BEGIN
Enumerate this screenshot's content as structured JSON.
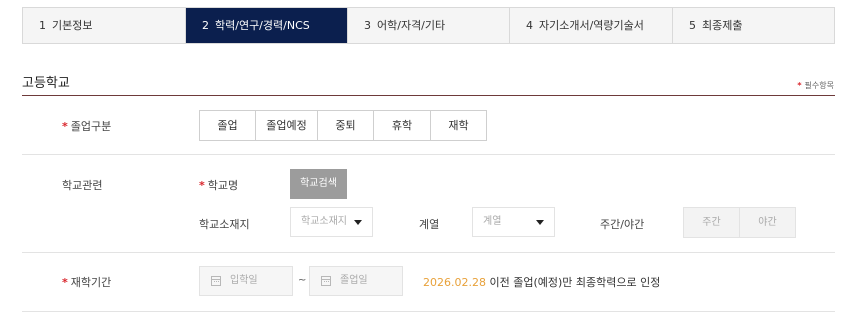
{
  "steps": [
    {
      "num": "1",
      "label": "기본정보"
    },
    {
      "num": "2",
      "label": "학력/연구/경력/NCS"
    },
    {
      "num": "3",
      "label": "어학/자격/기타"
    },
    {
      "num": "4",
      "label": "자기소개서/역량기술서"
    },
    {
      "num": "5",
      "label": "최종제출"
    }
  ],
  "active_step_index": 1,
  "section": {
    "title": "고등학교",
    "required_note": "필수항목"
  },
  "graduation": {
    "label": "졸업구분",
    "options": [
      "졸업",
      "졸업예정",
      "중퇴",
      "휴학",
      "재학"
    ]
  },
  "school": {
    "row_label": "학교관련",
    "name_label": "학교명",
    "search_button": "학교검색",
    "location_label": "학교소재지",
    "location_placeholder": "학교소재지",
    "track_label": "계열",
    "track_placeholder": "계열",
    "daynight_label": "주간/야간",
    "daynight_options": [
      "주간",
      "야간"
    ]
  },
  "period": {
    "label": "재학기간",
    "start_placeholder": "입학일",
    "end_placeholder": "졸업일",
    "separator": "~",
    "notice_date": "2026.02.28",
    "notice_text": " 이전 졸업(예정)만 최종학력으로 인정"
  },
  "colors": {
    "active_step_bg": "#0b1f4e",
    "required_star": "#d9262c",
    "notice_date": "#e8a13a"
  }
}
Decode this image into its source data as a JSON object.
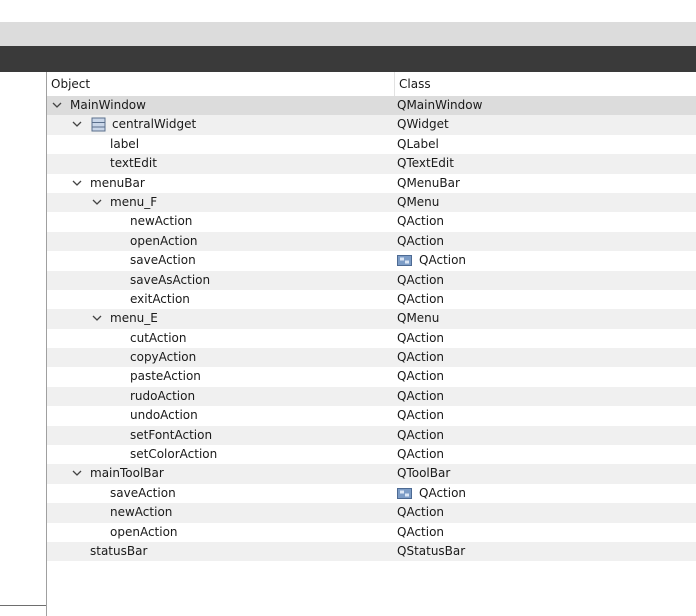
{
  "header": {
    "object_col": "Object",
    "class_col": "Class"
  },
  "rows": [
    {
      "name": "MainWindow",
      "cls": "QMainWindow"
    },
    {
      "name": "centralWidget",
      "cls": "QWidget"
    },
    {
      "name": "label",
      "cls": "QLabel"
    },
    {
      "name": "textEdit",
      "cls": "QTextEdit"
    },
    {
      "name": "menuBar",
      "cls": "QMenuBar"
    },
    {
      "name": "menu_F",
      "cls": "QMenu"
    },
    {
      "name": "newAction",
      "cls": "QAction"
    },
    {
      "name": "openAction",
      "cls": "QAction"
    },
    {
      "name": "saveAction",
      "cls": "QAction"
    },
    {
      "name": "saveAsAction",
      "cls": "QAction"
    },
    {
      "name": "exitAction",
      "cls": "QAction"
    },
    {
      "name": "menu_E",
      "cls": "QMenu"
    },
    {
      "name": "cutAction",
      "cls": "QAction"
    },
    {
      "name": "copyAction",
      "cls": "QAction"
    },
    {
      "name": "pasteAction",
      "cls": "QAction"
    },
    {
      "name": "rudoAction",
      "cls": "QAction"
    },
    {
      "name": "undoAction",
      "cls": "QAction"
    },
    {
      "name": "setFontAction",
      "cls": "QAction"
    },
    {
      "name": "setColorAction",
      "cls": "QAction"
    },
    {
      "name": "mainToolBar",
      "cls": "QToolBar"
    },
    {
      "name": "saveAction",
      "cls": "QAction"
    },
    {
      "name": "newAction",
      "cls": "QAction"
    },
    {
      "name": "openAction",
      "cls": "QAction"
    },
    {
      "name": "statusBar",
      "cls": "QStatusBar"
    }
  ]
}
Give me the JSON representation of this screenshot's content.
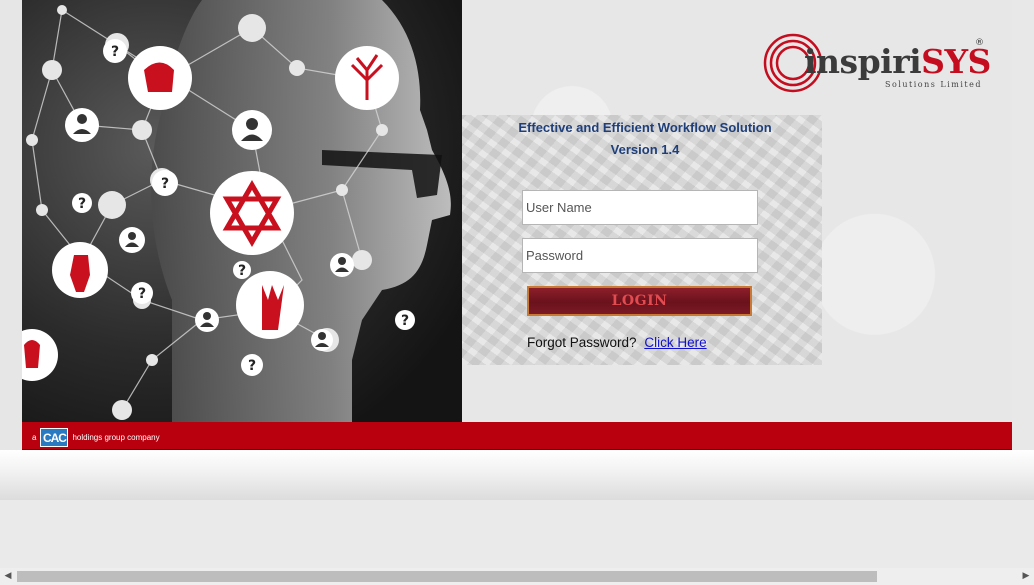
{
  "brand": {
    "logo_main": "inspiri",
    "logo_accent": "SYS",
    "logo_registered": "®",
    "logo_sub": "Solutions Limited"
  },
  "login": {
    "heading_line1": "Effective and Efficient Workflow Solution",
    "heading_line2": "Version 1.4",
    "username_placeholder": "User Name",
    "password_placeholder": "Password",
    "login_label": "LOGIN",
    "forgot_text": "Forgot Password?",
    "forgot_link": "Click Here"
  },
  "footer": {
    "prefix": "a",
    "cac_label": "CAC",
    "suffix": "holdings group company"
  },
  "hero": {
    "question_marks": [
      "?",
      "?",
      "?",
      "?",
      "?",
      "?",
      "?",
      "?"
    ]
  },
  "colors": {
    "accent_red": "#b8000e",
    "heading_blue": "#1f3f7a",
    "link_blue": "#1111cc"
  }
}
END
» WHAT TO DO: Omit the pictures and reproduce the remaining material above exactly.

» YOUR SOLUTION:
Enumerate this screenshot's content as structured JSON.
{
  "steps": [
    {
      "num": "1",
      "label": "기본정보"
    },
    {
      "num": "2",
      "label": "학력/연구/경력/NCS"
    },
    {
      "num": "3",
      "label": "어학/자격/기타"
    },
    {
      "num": "4",
      "label": "자기소개서/역량기술서"
    },
    {
      "num": "5",
      "label": "최종제출"
    }
  ],
  "active_step_index": 1,
  "section": {
    "title": "고등학교",
    "required_note": "필수항목"
  },
  "graduation": {
    "label": "졸업구분",
    "options": [
      "졸업",
      "졸업예정",
      "중퇴",
      "휴학",
      "재학"
    ]
  },
  "school": {
    "row_label": "학교관련",
    "name_label": "학교명",
    "search_button": "학교검색",
    "location_label": "학교소재지",
    "location_placeholder": "학교소재지",
    "track_label": "계열",
    "track_placeholder": "계열",
    "daynight_label": "주간/야간",
    "daynight_options": [
      "주간",
      "야간"
    ]
  },
  "period": {
    "label": "재학기간",
    "start_placeholder": "입학일",
    "end_placeholder": "졸업일",
    "separator": "~",
    "notice_date": "2026.02.28",
    "notice_text": " 이전 졸업(예정)만 최종학력으로 인정"
  },
  "colors": {
    "active_step_bg": "#0b1f4e",
    "required_star": "#d9262c",
    "notice_date": "#e8a13a"
  }
}
Decode this image into its source data as a JSON object.
{
  "header": {
    "object_col": "Object",
    "class_col": "Class"
  },
  "rows": [
    {
      "name": "MainWindow",
      "cls": "QMainWindow"
    },
    {
      "name": "centralWidget",
      "cls": "QWidget"
    },
    {
      "name": "label",
      "cls": "QLabel"
    },
    {
      "name": "textEdit",
      "cls": "QTextEdit"
    },
    {
      "name": "menuBar",
      "cls": "QMenuBar"
    },
    {
      "name": "menu_F",
      "cls": "QMenu"
    },
    {
      "name": "newAction",
      "cls": "QAction"
    },
    {
      "name": "openAction",
      "cls": "QAction"
    },
    {
      "name": "saveAction",
      "cls": "QAction"
    },
    {
      "name": "saveAsAction",
      "cls": "QAction"
    },
    {
      "name": "exitAction",
      "cls": "QAction"
    },
    {
      "name": "menu_E",
      "cls": "QMenu"
    },
    {
      "name": "cutAction",
      "cls": "QAction"
    },
    {
      "name": "copyAction",
      "cls": "QAction"
    },
    {
      "name": "pasteAction",
      "cls": "QAction"
    },
    {
      "name": "rudoAction",
      "cls": "QAction"
    },
    {
      "name": "undoAction",
      "cls": "QAction"
    },
    {
      "name": "setFontAction",
      "cls": "QAction"
    },
    {
      "name": "setColorAction",
      "cls": "QAction"
    },
    {
      "name": "mainToolBar",
      "cls": "QToolBar"
    },
    {
      "name": "saveAction",
      "cls": "QAction"
    },
    {
      "name": "newAction",
      "cls": "QAction"
    },
    {
      "name": "openAction",
      "cls": "QAction"
    },
    {
      "name": "statusBar",
      "cls": "QStatusBar"
    }
  ]
}
Give me the JSON representation of this screenshot's content.
{
  "brand": {
    "logo_main": "inspiri",
    "logo_accent": "SYS",
    "logo_registered": "®",
    "logo_sub": "Solutions Limited"
  },
  "login": {
    "heading_line1": "Effective and Efficient Workflow Solution",
    "heading_line2": "Version 1.4",
    "username_placeholder": "User Name",
    "password_placeholder": "Password",
    "login_label": "LOGIN",
    "forgot_text": "Forgot Password?",
    "forgot_link": "Click Here"
  },
  "footer": {
    "prefix": "a",
    "cac_label": "CAC",
    "suffix": "holdings group company"
  },
  "hero": {
    "question_marks": [
      "?",
      "?",
      "?",
      "?",
      "?",
      "?",
      "?",
      "?"
    ]
  },
  "colors": {
    "accent_red": "#b8000e",
    "heading_blue": "#1f3f7a",
    "link_blue": "#1111cc"
  }
}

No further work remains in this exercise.